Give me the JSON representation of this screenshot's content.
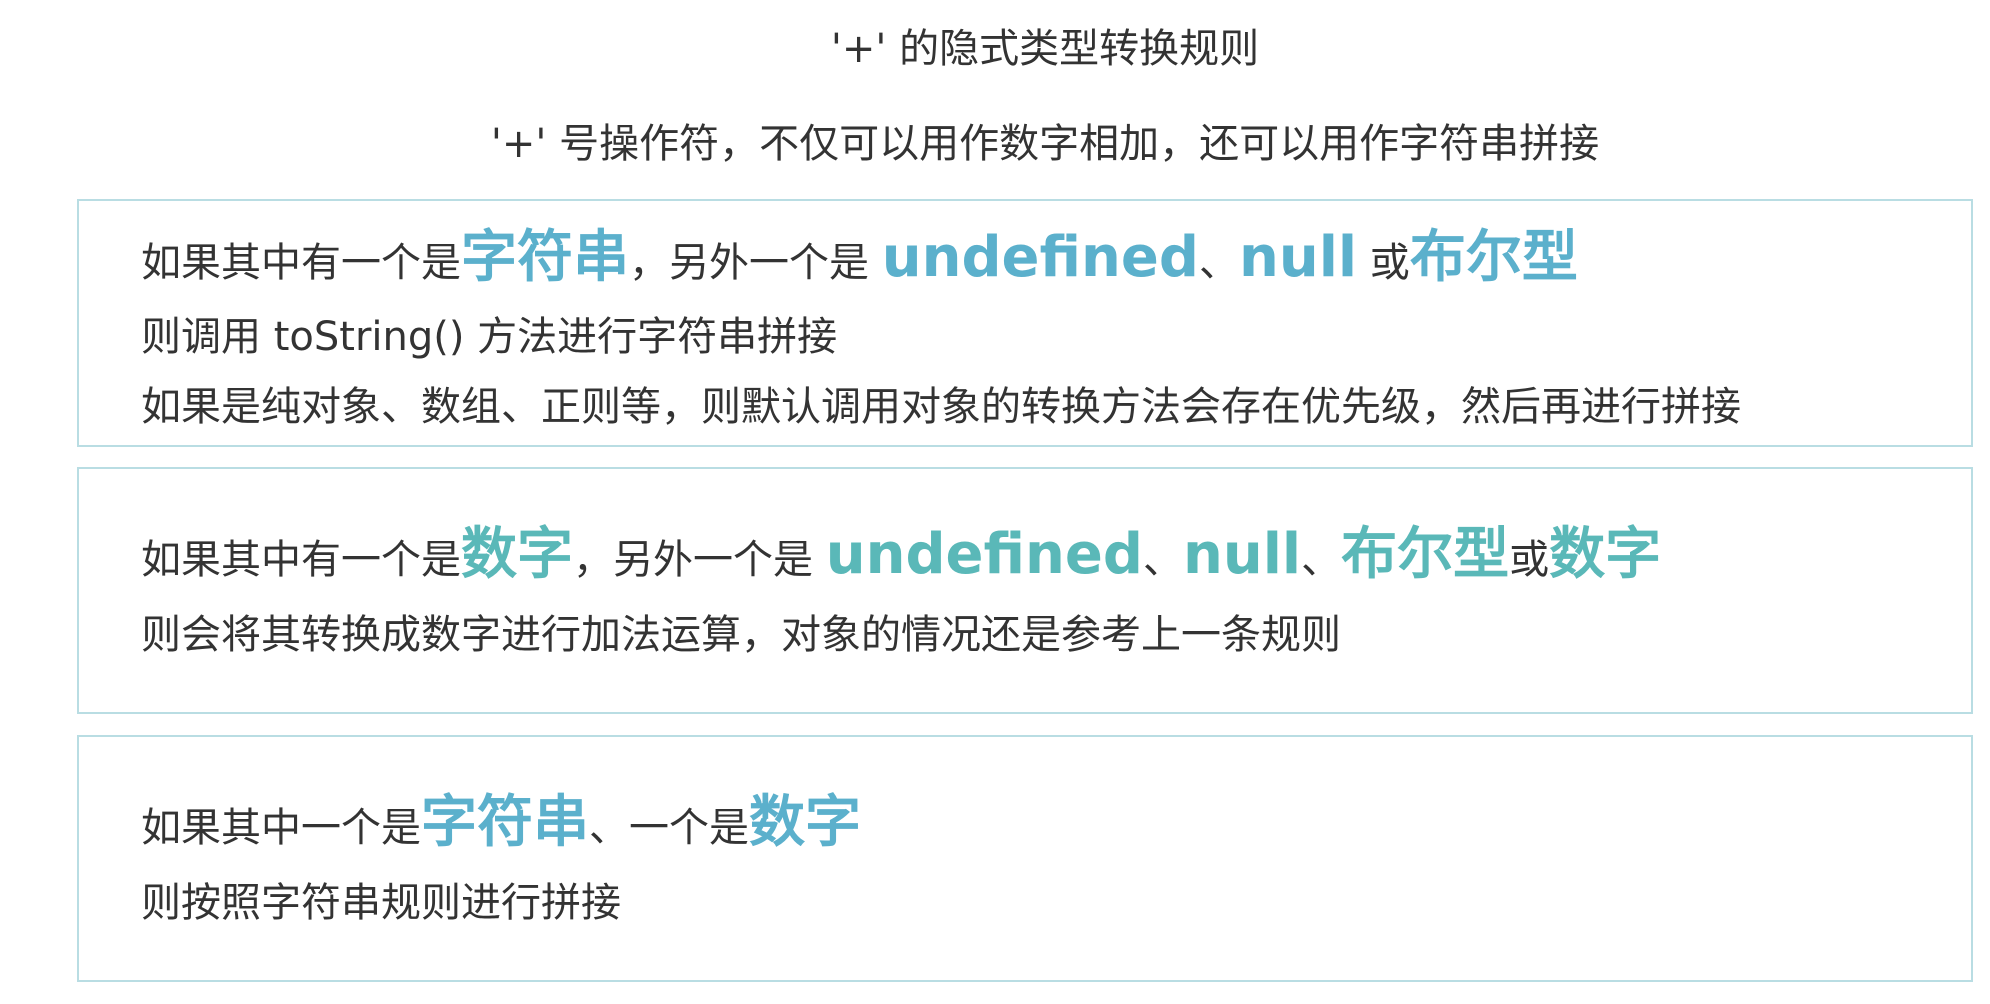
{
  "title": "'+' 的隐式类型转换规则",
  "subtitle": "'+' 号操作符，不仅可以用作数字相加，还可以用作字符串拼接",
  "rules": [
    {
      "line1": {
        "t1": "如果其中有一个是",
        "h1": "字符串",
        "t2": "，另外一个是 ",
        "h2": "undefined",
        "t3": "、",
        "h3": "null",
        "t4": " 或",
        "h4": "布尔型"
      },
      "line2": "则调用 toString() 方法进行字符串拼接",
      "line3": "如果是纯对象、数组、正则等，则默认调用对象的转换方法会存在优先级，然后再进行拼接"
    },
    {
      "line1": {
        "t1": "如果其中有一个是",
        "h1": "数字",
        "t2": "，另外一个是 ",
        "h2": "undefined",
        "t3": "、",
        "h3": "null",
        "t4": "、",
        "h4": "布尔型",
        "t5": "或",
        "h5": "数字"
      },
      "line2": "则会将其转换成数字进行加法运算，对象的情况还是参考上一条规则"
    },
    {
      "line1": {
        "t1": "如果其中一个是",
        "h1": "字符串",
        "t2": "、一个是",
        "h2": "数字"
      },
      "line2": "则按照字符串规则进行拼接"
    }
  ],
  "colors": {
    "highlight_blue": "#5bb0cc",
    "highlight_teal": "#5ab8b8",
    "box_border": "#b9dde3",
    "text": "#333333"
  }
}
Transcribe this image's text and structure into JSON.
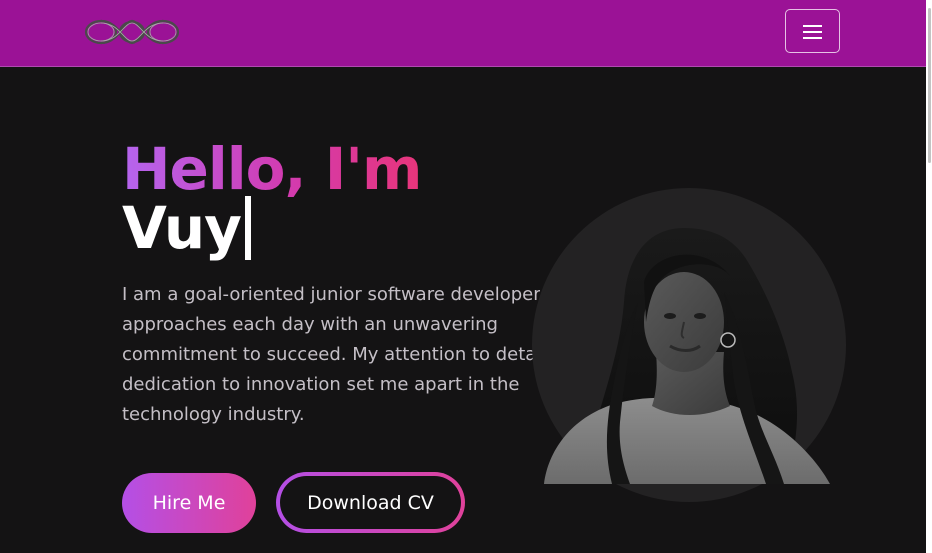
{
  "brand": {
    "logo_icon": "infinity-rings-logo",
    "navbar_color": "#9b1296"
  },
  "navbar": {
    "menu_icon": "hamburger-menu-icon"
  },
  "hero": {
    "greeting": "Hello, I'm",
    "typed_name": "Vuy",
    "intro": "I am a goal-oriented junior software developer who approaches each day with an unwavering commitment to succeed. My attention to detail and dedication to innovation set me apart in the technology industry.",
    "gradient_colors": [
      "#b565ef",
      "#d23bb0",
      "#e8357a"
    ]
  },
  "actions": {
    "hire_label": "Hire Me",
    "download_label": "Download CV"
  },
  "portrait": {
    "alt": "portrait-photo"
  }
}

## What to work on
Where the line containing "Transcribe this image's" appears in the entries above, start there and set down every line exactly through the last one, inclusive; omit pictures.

## Exercise solution
Transcribe this image's text and structure into JSON.
{
  "brand": {
    "logo_icon": "infinity-rings-logo",
    "navbar_color": "#9b1296"
  },
  "navbar": {
    "menu_icon": "hamburger-menu-icon"
  },
  "hero": {
    "greeting": "Hello, I'm",
    "typed_name": "Vuy",
    "intro": "I am a goal-oriented junior software developer who approaches each day with an unwavering commitment to succeed. My attention to detail and dedication to innovation set me apart in the technology industry.",
    "gradient_colors": [
      "#b565ef",
      "#d23bb0",
      "#e8357a"
    ]
  },
  "actions": {
    "hire_label": "Hire Me",
    "download_label": "Download CV"
  },
  "portrait": {
    "alt": "portrait-photo"
  }
}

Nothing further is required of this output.